Single selection complemented with the eyeball test (using a cutoff of 0.05) highly improves the results, but still yields biased estimates. The post-double-selection estimator is unbiased. Below you can see the standard errors of the correct long model compared to the post-selection standard errors for each selection method across simulations. Post-single-selection, with or without eyeballing, favors the short model too often, corresponding to overly optimistic standard errors of the main estimate. In contrast, post-double-selection yields correct standard errors. Given the biased estimates and unrealistic standard errors of the post-single-selection estimates, we investigate the size of the test on our parameter of interest. With the standard significance level of 5 percent, we would expect to reject the zero null hypothesis in 5 percent of the cases even if there is no effect. The figure below displays the error in the rejection probability (ERP, difference between the actual rejection rate and the theoretical 5 percent) for each selection method, as a function of the tolerance level of the eyeball-test. Since post-single-selection and post-double-selection do not depend on the tolerance-level, their ERP is constant. The figure illustrates that post-double-selection has the right size, whereas the ERP is above 16 percent for post-single selection, indicating that post-single-selection over-rejects (around four times). Post-single-selection complemented with the eyeball test provides a smooth transition between post-single- and post-double-selection. Importantly, if the eyeball test is not conservative enough, it can also lead to serious over-rejection. Until now, we assumed that the true effect is zero. However, in reality, we do not know that. It is an equally important question to see whether we are able to find the effect if it is there. We simulate new data with a positive treatment effect where the control is irrelevant ($$\alpha = 0.2, \beta = 0$$). On this data we can study the power of the variable selection methods. The power curves below reiterate that post-double-selection gets the size of the test right, but, more importantly, it also shows that we lose power relative to post-single-selection. To summarize the trade-off between the size and the power of the variable selection methods, let’s compare true and false positive rates in a ROC-type graph. Combining the simulated data from both states of the world we can analyze whether our methods find the effect when it is there (true positive) or wrongly find an effect when it is not there (false positive). The graph illustrates that post-single-selection yields too many false positives but more true positives as well. Post-double-selection is the most conservative and finds the effect the least frequently. To sum up, post-double-selection can cure the problems (bias, over-rejection) of standard variable selection practices, but sacrifices power in exchange for that.
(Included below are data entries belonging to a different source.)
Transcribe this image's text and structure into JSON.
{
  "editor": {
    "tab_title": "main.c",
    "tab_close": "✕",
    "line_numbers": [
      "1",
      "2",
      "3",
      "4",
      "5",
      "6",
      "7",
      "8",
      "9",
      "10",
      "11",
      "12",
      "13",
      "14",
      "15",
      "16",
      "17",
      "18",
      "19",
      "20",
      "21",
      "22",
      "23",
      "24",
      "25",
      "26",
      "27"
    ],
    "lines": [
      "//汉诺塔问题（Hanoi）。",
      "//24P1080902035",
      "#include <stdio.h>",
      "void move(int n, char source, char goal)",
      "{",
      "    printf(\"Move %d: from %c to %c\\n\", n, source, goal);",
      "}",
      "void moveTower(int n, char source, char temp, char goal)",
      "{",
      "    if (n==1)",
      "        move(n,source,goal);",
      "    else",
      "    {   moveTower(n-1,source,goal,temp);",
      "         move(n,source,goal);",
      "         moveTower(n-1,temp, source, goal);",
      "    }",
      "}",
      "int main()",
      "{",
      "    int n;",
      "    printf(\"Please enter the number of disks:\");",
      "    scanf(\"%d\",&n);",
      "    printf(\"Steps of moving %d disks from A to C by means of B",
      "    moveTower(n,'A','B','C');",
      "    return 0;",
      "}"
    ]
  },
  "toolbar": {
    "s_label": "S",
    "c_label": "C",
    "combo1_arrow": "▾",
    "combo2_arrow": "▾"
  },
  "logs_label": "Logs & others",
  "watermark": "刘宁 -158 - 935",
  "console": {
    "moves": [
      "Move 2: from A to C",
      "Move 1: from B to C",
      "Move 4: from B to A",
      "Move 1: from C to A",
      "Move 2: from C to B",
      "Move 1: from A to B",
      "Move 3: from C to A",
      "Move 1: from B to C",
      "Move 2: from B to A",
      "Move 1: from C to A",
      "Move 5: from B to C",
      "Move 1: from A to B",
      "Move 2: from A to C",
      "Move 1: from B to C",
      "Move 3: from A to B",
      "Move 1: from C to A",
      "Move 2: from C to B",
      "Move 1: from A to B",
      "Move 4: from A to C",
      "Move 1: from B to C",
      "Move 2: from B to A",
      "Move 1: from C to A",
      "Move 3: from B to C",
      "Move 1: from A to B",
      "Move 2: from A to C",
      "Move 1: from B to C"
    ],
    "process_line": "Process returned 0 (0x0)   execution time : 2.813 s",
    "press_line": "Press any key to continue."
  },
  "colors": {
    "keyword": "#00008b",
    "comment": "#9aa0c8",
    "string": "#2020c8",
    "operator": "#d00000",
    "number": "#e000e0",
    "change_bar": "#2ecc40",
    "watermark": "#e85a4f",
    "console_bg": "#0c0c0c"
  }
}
UPDATE. Chris drew our attention to a flaw of our power comparison; we did not control for the difference in the effective sizes of the tests. There is an inherent trade-off between size and power: if you increase your significance level, you are going to reject more often (less false positives) but that applies for true hypotheses as well (less true positives). As the effective size of the test for post-single-selection is larger than 5% (see the ERP graph), it implies a stronger power in itself. We mixed up this inherent trade-off between size and power with the trade-off of which method to use.

The graph below replicates the ROC-type graph of the post with varying significance levels. Here, we can compare the power of the methods for the same effective sizes (fixed level of false positive rate). The post-single-selection clearly under-performs post-double-selection: for every rate of false positives, it finds less true positives. Post-single-selection with eyeball testing fares about the same as double-selection, especially in the relevant ranges (false positive rate under 10 percent). This finding changes our previous conclusion. Post-double selection is definitely an improvement upon standard variable selection practices: it cures the problems of bias and over-rejection without sacrificing power.